I’ve had the opportunity to photograph many famous, prominent and interesting people through my career. I’ve photographed presidents, movie stars and people who made a difference in their communities.
One of my favorite stories occurred when I photographed Sarah Ferguson, the Duchess of York, a few years after the death of Princess Diana. It was a last-minute assignment and I had to race to the location. I met the reporter and we were led into a small office, where the Duchess was sitting against a wall with two chairs in front of her. To the right of us was a public relations person taking notes.
I pulled my equipment out and listened to the conversation started by the reporter. The room was dark so I pulled my flash out of my bag. I politely interrupted the interview. I gestured with my camera that I was about to take her photograph and asked if she would mind if I used a flash.
There was long awkward silence.
The Duchess looked at me and said, “You know something?”
More silence. Then she said:
“You are the only photographer to ever ask me to take my photograph.”
Considering there was a time she was one of the most photographed people in the world, that was a statement.
After that moment, the atmosphere transformed and her demeanor changed from formal to casual. She nodded to the public relations person and he excused himself.
We had an excellent interview. She opened up and began sharing stories about her life and the Royal Family. After the reporter’s questions were answered, we said our good-byes. She walked us to the door expressing her pleasure with the interview and the conversation.
That interview was an excellent lesson for me. All people want to be appreciated and respected, and not treated as an object.

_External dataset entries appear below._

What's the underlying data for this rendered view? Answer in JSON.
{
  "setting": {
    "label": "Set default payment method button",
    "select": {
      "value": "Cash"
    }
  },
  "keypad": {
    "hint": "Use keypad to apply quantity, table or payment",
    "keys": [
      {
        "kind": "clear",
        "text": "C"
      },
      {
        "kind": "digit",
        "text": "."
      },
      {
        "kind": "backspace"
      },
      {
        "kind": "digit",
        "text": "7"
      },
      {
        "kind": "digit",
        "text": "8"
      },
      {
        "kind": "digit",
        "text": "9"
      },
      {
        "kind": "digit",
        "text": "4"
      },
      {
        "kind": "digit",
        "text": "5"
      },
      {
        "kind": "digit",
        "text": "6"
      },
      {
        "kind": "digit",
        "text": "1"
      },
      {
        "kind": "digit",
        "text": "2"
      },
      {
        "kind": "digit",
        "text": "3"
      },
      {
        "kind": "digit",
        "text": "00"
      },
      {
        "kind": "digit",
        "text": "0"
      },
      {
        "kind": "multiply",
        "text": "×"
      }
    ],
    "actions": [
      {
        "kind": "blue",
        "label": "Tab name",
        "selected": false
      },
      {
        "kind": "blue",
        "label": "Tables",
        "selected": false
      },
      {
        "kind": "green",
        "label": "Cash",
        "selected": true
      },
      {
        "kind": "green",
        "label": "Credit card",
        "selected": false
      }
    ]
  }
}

No matter your subject’s status or attitude, you should always be considerate and professional.
From the new book “One Hour Photographer”